August 26, 2004 200 meters Athens, Greece 19.79
June 7, 2009 300 meters Eugene, Oregon, United States 32.47
  • All information from IAAF Profile[6]

Major achievements


  1. ^ Crawford in missed-test ban
  2. ^ Sprinter Shawn Crawford suspended 2 years for ‘whereabouts failures;’ coach says he’s retired
  3. ^ a b "Crawford's the happiest, fastest guy out of the medals in the 100". Retrieved 2007-07-27. 
  4. ^ "Crawford confirms he gave Olympic medal to Martina". AP. Retrieved 2009-02-01. 
  5. ^ Martina's bid to reclaim silver rejected,, March 6, 2009.
  6. ^ "Crawford, Shawn biography".  

External links

  • Shawn Crawford profile at IAAF
  • Shawn Crawford's U.S. Olympic Team bio
  • Video Interview of Shawn Crawford during the 100th Millrose Games
Preceded by
Joshua J. Johnson
Men's 200 m Best Year Performance
alongside Konstadinos Kederis

Succeeded by
Bernard Williams
Preceded by
Bernard Williams
Men's 200 m Best Year Performance
Succeeded by
Wallace Spearmon
This article was sourced from Creative Commons Attribution-ShareAlike License; additional terms may apply.
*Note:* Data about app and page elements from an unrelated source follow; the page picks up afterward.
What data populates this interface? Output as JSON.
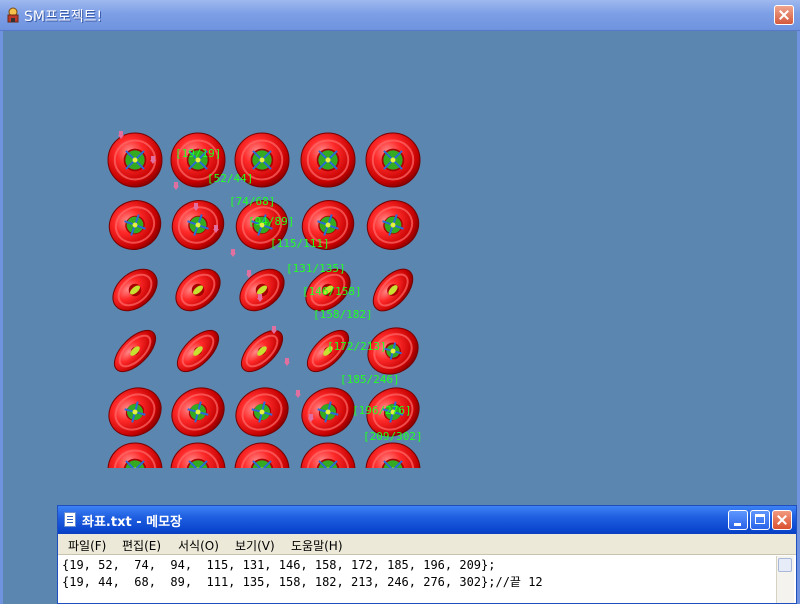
{
  "app": {
    "title": "SM프로젝트!"
  },
  "sprite_labels": [
    "[19/19]",
    "[52/44]",
    "[74/68]",
    "[94/89]",
    "[115/111]",
    "[131/135]",
    "[146/158]",
    "[158/182]",
    "[172/213]",
    "[185/246]",
    "[196/276]",
    "[209/302]"
  ],
  "notepad": {
    "title": "좌표.txt - 메모장",
    "menu": [
      "파일(F)",
      "편집(E)",
      "서식(O)",
      "보기(V)",
      "도움말(H)"
    ],
    "lines": [
      "{19, 52,  74,  94,  115, 131, 146, 158, 172, 185, 196, 209};",
      "{19, 44,  68,  89,  111, 135, 158, 182, 213, 246, 276, 302};//끝 12"
    ]
  },
  "colors": {
    "desktop": "#5b86af",
    "ring_red": "#e02020",
    "label_green": "#22ff22",
    "marker_pink": "#e070a0"
  },
  "icons": {
    "app": "app-icon",
    "close": "close-icon",
    "notepad": "notepad-icon",
    "minimize": "minimize-icon",
    "maximize": "maximize-icon"
  }
}
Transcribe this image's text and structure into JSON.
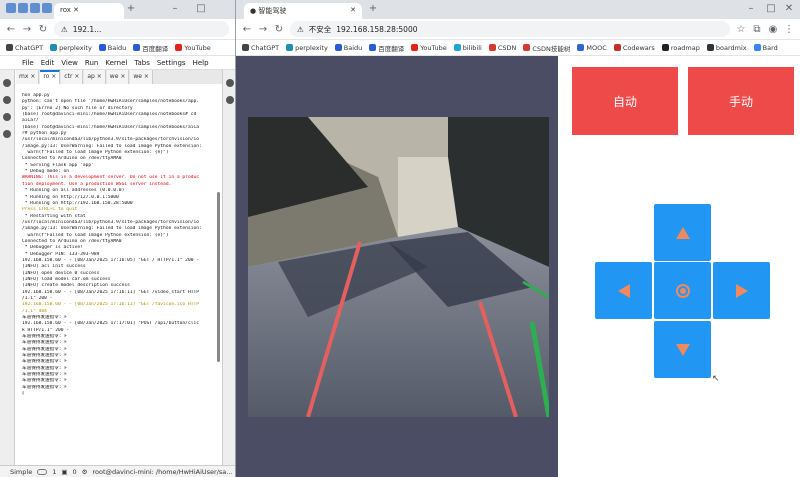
{
  "left_browser": {
    "tab_label": "rox",
    "address": "192.1...",
    "bookmarks": [
      "ChatGPT",
      "perplexity",
      "Baidu",
      "百度翻译",
      "YouTube"
    ]
  },
  "jupyter": {
    "menu": [
      "File",
      "Edit",
      "View",
      "Run",
      "Kernel",
      "Tabs",
      "Settings",
      "Help"
    ],
    "tabs": [
      "mx",
      "ro",
      "ctr",
      "ap",
      "we",
      "we"
    ],
    "terminal_lines": [
      {
        "text": "hon app.py",
        "color": ""
      },
      {
        "text": "python: can't open file '/home/HwHiAiUser/samples/notebooks/app.",
        "color": ""
      },
      {
        "text": "py': [Errno 2] No such file or directory",
        "color": ""
      },
      {
        "text": "(base) root@davinci-mini:/home/HwHiAiUser/samples/notebooks# cd",
        "color": ""
      },
      {
        "text": "aiCar/",
        "color": ""
      },
      {
        "text": "(base) root@davinci-mini:/home/HwHiAiUser/samples/notebooks/aiCa",
        "color": ""
      },
      {
        "text": "r# python app.py",
        "color": ""
      },
      {
        "text": "/usr/local/miniconda3/lib/python3.9/site-packages/torchvision/io",
        "color": ""
      },
      {
        "text": "/image.py:13: UserWarning: Failed to load image Python extension:",
        "color": ""
      },
      {
        "text": "  warn(f\"Failed to load image Python extension: {e}\")",
        "color": ""
      },
      {
        "text": "Connected to Arduino on /dev/ttyAMA0",
        "color": ""
      },
      {
        "text": " * Serving Flask app 'app'",
        "color": ""
      },
      {
        "text": " * Debug mode: on",
        "color": ""
      },
      {
        "text": "WARNING: This is a development server. Do not use it in a produc",
        "color": "red"
      },
      {
        "text": "tion deployment. Use a production WSGI server instead.",
        "color": "red"
      },
      {
        "text": " * Running on all addresses (0.0.0.0)",
        "color": ""
      },
      {
        "text": " * Running on http://127.0.0.1:5000",
        "color": ""
      },
      {
        "text": " * Running on http://192.168.158.28:5000",
        "color": ""
      },
      {
        "text": "Press CTRL+C to quit",
        "color": "yellow"
      },
      {
        "text": " * Restarting with stat",
        "color": ""
      },
      {
        "text": "/usr/local/miniconda3/lib/python3.9/site-packages/torchvision/io",
        "color": ""
      },
      {
        "text": "/image.py:13: UserWarning: Failed to load image Python extension:",
        "color": ""
      },
      {
        "text": "  warn(f\"Failed to load image Python extension: {e}\")",
        "color": ""
      },
      {
        "text": "Connected to Arduino on /dev/ttyAMA0",
        "color": ""
      },
      {
        "text": " * Debugger is active!",
        "color": ""
      },
      {
        "text": " * Debugger PIN: 133-393-989",
        "color": ""
      },
      {
        "text": "192.168.158.60 - - [08/Jan/2025 17:16:05] \"GET / HTTP/1.1\" 200 -",
        "color": ""
      },
      {
        "text": "[INFO] acl init success",
        "color": ""
      },
      {
        "text": "[INFO] open device 0 success",
        "color": ""
      },
      {
        "text": "[INFO] load model car.om success",
        "color": ""
      },
      {
        "text": "[INFO] create model description success",
        "color": ""
      },
      {
        "text": "192.168.158.60 - - [08/Jan/2025 17:16:11] \"GET /video_start HTTP",
        "color": ""
      },
      {
        "text": "/1.1\" 200 -",
        "color": ""
      },
      {
        "text": "192.168.158.60 - - [08/Jan/2025 17:16:11] \"GET /favicon.ico HTTP",
        "color": "yellow"
      },
      {
        "text": "/1.1\" 404 -",
        "color": "yellow"
      },
      {
        "text": "车道保持发送指令: F",
        "color": ""
      },
      {
        "text": "192.168.158.60 - - [08/Jan/2025 17:17:01] \"POST /api/button/clic",
        "color": ""
      },
      {
        "text": "k HTTP/1.1\" 200 -",
        "color": ""
      },
      {
        "text": "车道保持发送指令: F",
        "color": ""
      },
      {
        "text": "车道保持发送指令: F",
        "color": ""
      },
      {
        "text": "车道保持发送指令: F",
        "color": ""
      },
      {
        "text": "车道保持发送指令: F",
        "color": ""
      },
      {
        "text": "车道保持发送指令: F",
        "color": ""
      },
      {
        "text": "车道保持发送指令: F",
        "color": ""
      },
      {
        "text": "车道保持发送指令: F",
        "color": ""
      },
      {
        "text": "车道保持发送指令: F",
        "color": ""
      },
      {
        "text": "车道保持发送指令: F",
        "color": ""
      },
      {
        "text": "▯",
        "color": ""
      }
    ],
    "status": {
      "mode": "Simple",
      "count_a": "1",
      "count_b": "0",
      "path": "root@davinci-mini: /home/HwHiAiUser/sa..."
    }
  },
  "right_browser": {
    "tab_title": "智能驾驶",
    "security": "不安全",
    "url": "192.168.158.28:5000",
    "bookmarks": [
      "ChatGPT",
      "perplexity",
      "Baidu",
      "百度翻译",
      "YouTube",
      "bilibili",
      "CSDN",
      "CSDN技能树",
      "MOOC",
      "Codewars",
      "roadmap",
      "boardmix",
      "Bard"
    ]
  },
  "controls": {
    "auto_label": "自动",
    "manual_label": "手动"
  },
  "colors": {
    "mode_button": "#ef4a4a",
    "dpad": "#2196f3",
    "dpad_icon": "#ef8a5e",
    "video_bg": "#4b4d65"
  }
}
World Heritage Encyclopedia content is assembled from numerous content providers, Open Access Publishing, and in compliance with The Fair Access to Science and Technology Research Act (FASTR), Wikimedia Foundation, Inc., Public Library of Science, The Encyclopedia of Life, Open Book Publishers (OBP), PubMed, U.S. National Library of Medicine, National Center for Biotechnology Information, U.S. National Library of Medicine, National Institutes of Health (NIH), U.S. Department of Health & Human Services, and, which sources content from all federal, state, local, tribal, and territorial government publication portals (.gov, .mil, .edu). Funding for and content contributors is made possible from the U.S. Congress, E-Government Act of 2002.
Crowd sourced content that is contributed to World Heritage Encyclopedia is peer reviewed and edited by our editorial staff to ensure quality scholarly research articles.
By using this site, you agree to the Terms of Use and Privacy Policy. World Heritage Encyclopedia™ is a registered trademark of the World Public Library Association, a non-profit organization.

Copyright © World Library Foundation. All rights reserved. eBooks from Project Gutenberg are sponsored by the World Library Foundation,
a 501c(4) Member's Support Non-Profit Organization, and is NOT affiliated with any governmental agency or department.